### Work instructions
Every line from the one with "Transcribe this image's" through the end of the entries below must be retyped exactly, and only those lines. The pictures are not part of the copy.

### The input
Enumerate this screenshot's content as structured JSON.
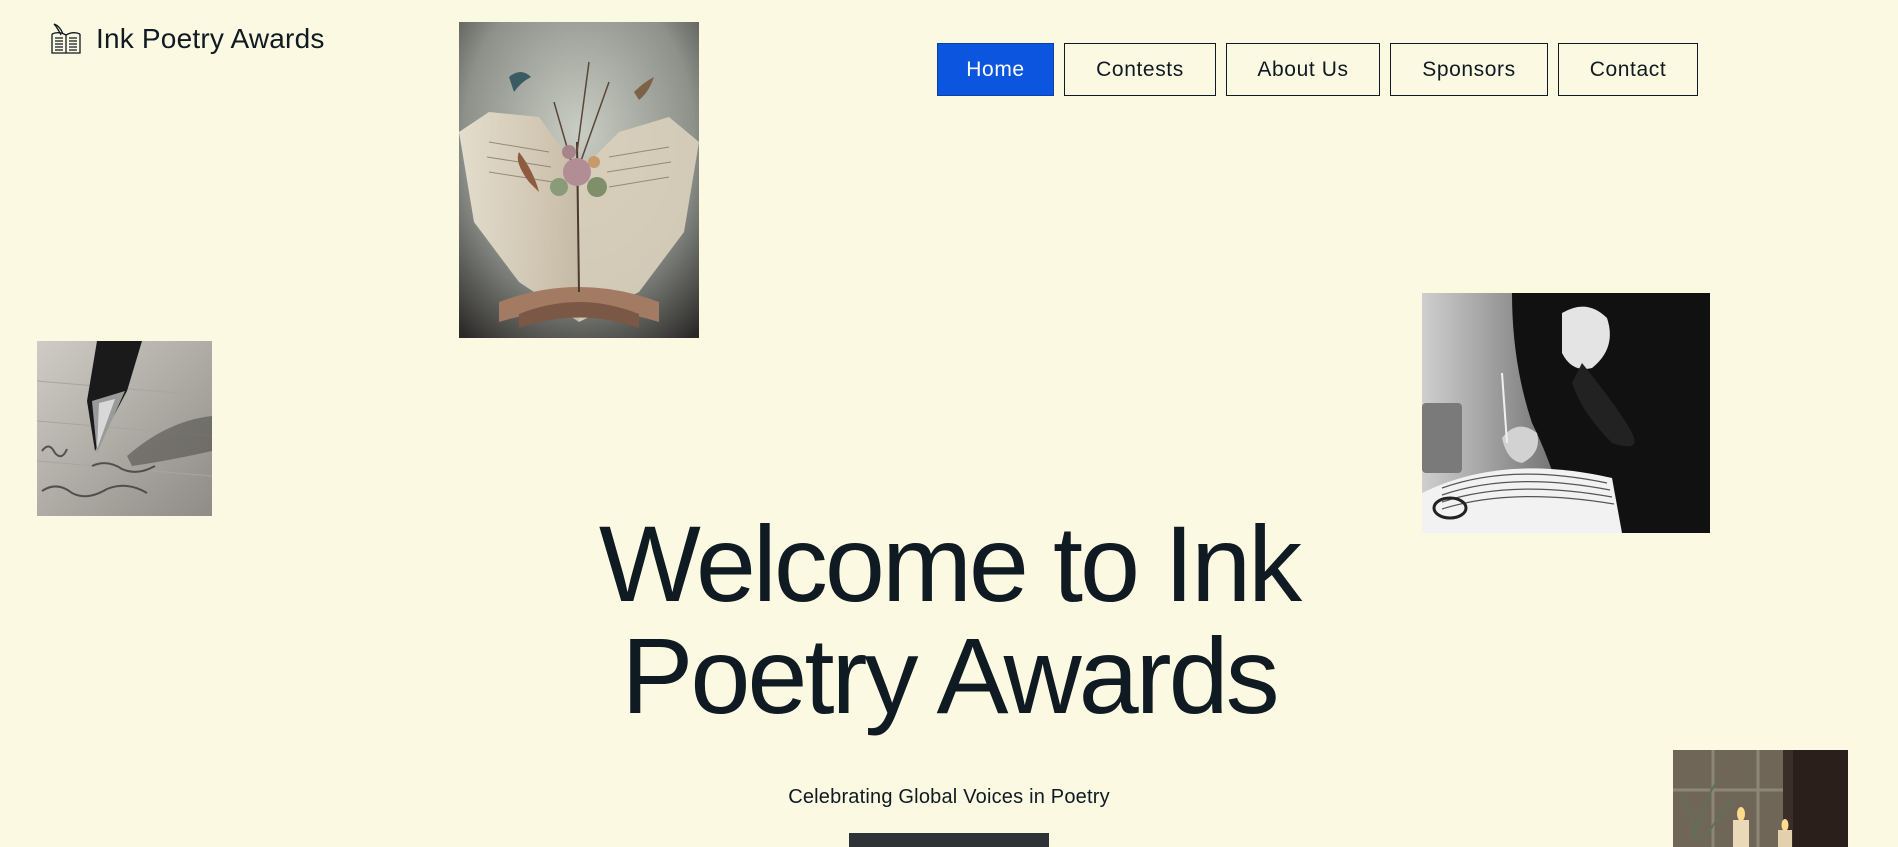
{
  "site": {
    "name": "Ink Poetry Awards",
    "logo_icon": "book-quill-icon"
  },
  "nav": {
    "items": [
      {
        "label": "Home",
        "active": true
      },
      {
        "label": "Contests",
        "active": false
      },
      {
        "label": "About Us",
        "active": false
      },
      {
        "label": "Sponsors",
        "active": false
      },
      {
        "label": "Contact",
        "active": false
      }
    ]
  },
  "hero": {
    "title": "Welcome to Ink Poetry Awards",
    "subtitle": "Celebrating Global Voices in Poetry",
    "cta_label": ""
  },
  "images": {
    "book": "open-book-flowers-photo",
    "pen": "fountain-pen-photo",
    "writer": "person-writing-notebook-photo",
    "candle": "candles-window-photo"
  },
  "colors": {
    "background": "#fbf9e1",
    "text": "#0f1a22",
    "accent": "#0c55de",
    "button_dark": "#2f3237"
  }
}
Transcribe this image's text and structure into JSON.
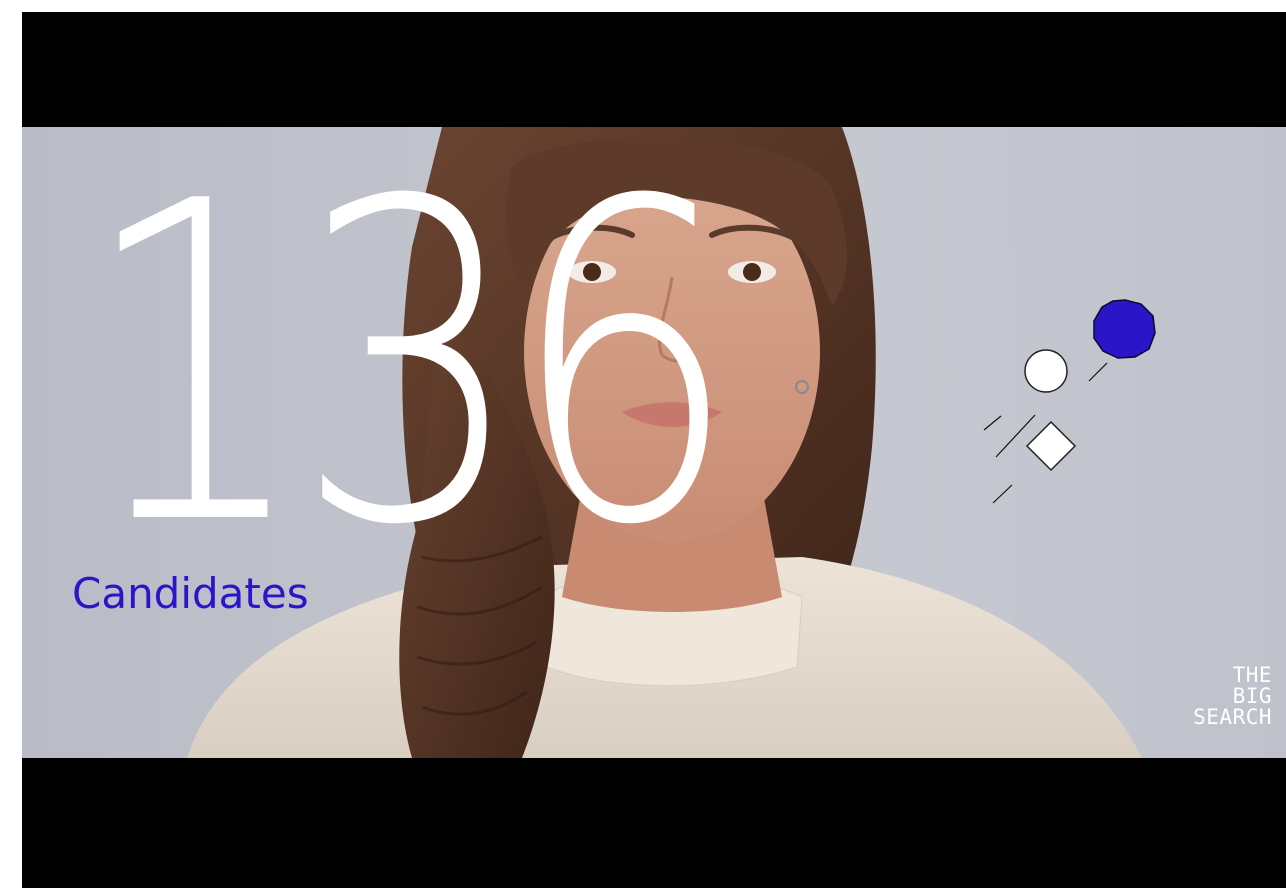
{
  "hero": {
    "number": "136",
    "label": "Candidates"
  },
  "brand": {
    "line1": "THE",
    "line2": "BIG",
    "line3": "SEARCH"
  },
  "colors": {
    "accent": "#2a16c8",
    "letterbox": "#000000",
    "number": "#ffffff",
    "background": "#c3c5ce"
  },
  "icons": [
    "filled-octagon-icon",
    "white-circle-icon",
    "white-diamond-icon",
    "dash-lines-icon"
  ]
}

### Written answer
Transcribe this image's text and structure into JSON.
{
  "hero": {
    "number": "136",
    "label": "Candidates"
  },
  "brand": {
    "line1": "THE",
    "line2": "BIG",
    "line3": "SEARCH"
  },
  "colors": {
    "accent": "#2a16c8",
    "letterbox": "#000000",
    "number": "#ffffff",
    "background": "#c3c5ce"
  },
  "icons": [
    "filled-octagon-icon",
    "white-circle-icon",
    "white-diamond-icon",
    "dash-lines-icon"
  ]
}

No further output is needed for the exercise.